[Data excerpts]
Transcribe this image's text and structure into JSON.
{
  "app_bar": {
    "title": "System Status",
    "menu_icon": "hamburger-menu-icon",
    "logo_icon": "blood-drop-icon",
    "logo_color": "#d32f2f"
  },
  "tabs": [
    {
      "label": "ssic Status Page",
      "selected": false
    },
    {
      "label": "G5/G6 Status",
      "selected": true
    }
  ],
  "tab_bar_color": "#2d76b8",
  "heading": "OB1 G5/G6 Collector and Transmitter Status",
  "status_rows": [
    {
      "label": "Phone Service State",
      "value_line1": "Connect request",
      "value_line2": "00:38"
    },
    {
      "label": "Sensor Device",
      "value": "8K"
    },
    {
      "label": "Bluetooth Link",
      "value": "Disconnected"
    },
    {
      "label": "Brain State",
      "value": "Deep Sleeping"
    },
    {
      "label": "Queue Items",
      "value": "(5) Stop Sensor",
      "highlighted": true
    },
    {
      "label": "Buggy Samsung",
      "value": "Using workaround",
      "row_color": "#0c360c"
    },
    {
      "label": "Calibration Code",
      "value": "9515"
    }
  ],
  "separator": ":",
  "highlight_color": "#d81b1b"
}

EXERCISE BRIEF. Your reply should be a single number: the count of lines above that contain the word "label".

ANSWER TO THE PROBLEM. 9